Monday, November 10, 2008

Concerning Proposition 8


Opponents of Prop 8 are and will continue to protest the results of the state-wide decision made last week. Seeing pictures on TV of them picketing outside churches and temples, or (lets be honest) anywhere a camera will find them, sends mixed feeling within me.

I am trying to pinpoint those feelings...
First, I am annoyed. My selfishness wants to say, "Get over it, you lost. Life isn't fair. The majority of California opposes your scheme. I didn't get enough votes to win homecoming king, it happens." Having gotten that off my chest and actually seeing the words I think embarrasses me - not only because I remember not winning homecoming king in college, but because it reveals my deep, dark sinfulness.

Next, I am relieved. "We dodged a bullet," I think to myself. I can breathe a little easier (figuratively) since Nov 7th (allergies have had the opposite effect). All of those yard signs that were stolen were worth replacing. I am relieved; yet the truth is while we, the prop 8 'winners', sit back and revel in our victory, the prop 8 'losers' are gaining strength to fight on.

Watching the protesters on the news yesterday brought about a new feeling in me, however. After being relieved with the results then annoyed at the response, I actually felt sympathetic - a rare emotion on my part, and even more so when it comes to this issue. Not only were hopes crushed, but prop 8 opposers also feel segregated and unloved by at least 52.3% of our state (numerically thats 5,668,960 people). My desire for peace conflicts with my beliefs.

Instead of feeling victorious, I now realize that the future is daunting; not only as one who calls himself a Christian, but also as one who wishes to serve as a minister in California. One unfortunate result of prop 8 is the wedge driven further between the Church and homosexuals.
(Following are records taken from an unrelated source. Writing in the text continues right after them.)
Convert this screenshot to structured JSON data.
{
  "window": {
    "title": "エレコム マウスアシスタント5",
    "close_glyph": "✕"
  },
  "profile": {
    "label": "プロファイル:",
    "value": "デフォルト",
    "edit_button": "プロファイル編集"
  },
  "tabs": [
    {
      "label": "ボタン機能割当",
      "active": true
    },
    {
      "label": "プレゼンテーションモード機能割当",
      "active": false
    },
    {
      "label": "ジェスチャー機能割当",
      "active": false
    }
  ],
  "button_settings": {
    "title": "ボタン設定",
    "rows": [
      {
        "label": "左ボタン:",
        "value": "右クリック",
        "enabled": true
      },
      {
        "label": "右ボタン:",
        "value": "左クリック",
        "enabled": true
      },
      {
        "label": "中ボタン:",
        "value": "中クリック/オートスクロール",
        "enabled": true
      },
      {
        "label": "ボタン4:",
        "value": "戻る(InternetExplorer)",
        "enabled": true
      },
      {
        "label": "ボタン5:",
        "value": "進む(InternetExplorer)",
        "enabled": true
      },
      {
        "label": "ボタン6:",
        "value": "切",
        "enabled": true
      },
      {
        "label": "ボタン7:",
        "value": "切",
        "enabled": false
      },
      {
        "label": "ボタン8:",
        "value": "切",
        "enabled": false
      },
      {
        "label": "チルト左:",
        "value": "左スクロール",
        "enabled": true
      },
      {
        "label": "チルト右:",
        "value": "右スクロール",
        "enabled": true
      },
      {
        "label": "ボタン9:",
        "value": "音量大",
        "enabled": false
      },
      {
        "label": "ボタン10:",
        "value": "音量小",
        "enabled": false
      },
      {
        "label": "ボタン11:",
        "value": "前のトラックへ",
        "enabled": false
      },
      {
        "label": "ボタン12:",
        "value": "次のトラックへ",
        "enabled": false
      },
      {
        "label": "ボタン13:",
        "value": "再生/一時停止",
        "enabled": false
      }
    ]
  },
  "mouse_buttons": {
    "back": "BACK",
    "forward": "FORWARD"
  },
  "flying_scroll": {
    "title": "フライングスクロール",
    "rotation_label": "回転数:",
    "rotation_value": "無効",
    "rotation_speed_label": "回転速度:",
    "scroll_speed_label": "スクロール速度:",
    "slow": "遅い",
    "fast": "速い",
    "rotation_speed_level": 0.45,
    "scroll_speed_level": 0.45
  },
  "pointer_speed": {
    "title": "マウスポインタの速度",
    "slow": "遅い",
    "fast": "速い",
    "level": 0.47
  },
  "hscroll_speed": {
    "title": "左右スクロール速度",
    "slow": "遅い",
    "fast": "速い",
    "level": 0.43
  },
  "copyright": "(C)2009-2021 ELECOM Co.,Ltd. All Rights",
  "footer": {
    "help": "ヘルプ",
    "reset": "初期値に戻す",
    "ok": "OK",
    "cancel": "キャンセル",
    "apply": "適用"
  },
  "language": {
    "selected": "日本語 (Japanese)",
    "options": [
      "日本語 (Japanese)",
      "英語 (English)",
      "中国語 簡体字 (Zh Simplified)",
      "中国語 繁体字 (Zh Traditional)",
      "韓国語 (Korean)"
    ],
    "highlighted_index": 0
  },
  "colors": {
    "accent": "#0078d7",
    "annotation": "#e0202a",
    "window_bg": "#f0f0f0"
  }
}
From the entity all people should feel welcomed and loved by, many feel hated. That 52.3% might as well be called First Baptist Church as far as the homosexual community is concerned.


My response:
I will battle my feelings of victory. How can I call it a victory when more people than ever hate my Church and beliefs? Even straight prop 8 supporters have a bad taste of Christianity in their mouth.

I will not be ashamed of the Bible, and I will do my best to obey all of it. That includes (I believe) voting yes on prop 8 AND loving my neighbors just like I love myself.

I will not let my desire for peace outweigh my Biblical convictions. Although, it may serve me (and the Church) well to add some weight to the Peace side of the scale without removing any weight of Biblical conviction.

I will come to solid conclusions about issues using Scripture, prayer, and wise advice to prepare myself for my future in ministry.

I will try to respond with Christ-likeness.

1 comment:

Julia said...

Simon and I went out to dinner with another couple on Friday night. After our dishes were placed in front of us we all bowed our heads and prayed in thanks for all the Lord has given us. When we were done and started to eat, I'm not sure any of the other three noticed, but I felt the heated stares in our direction. It's a rough time we are living in.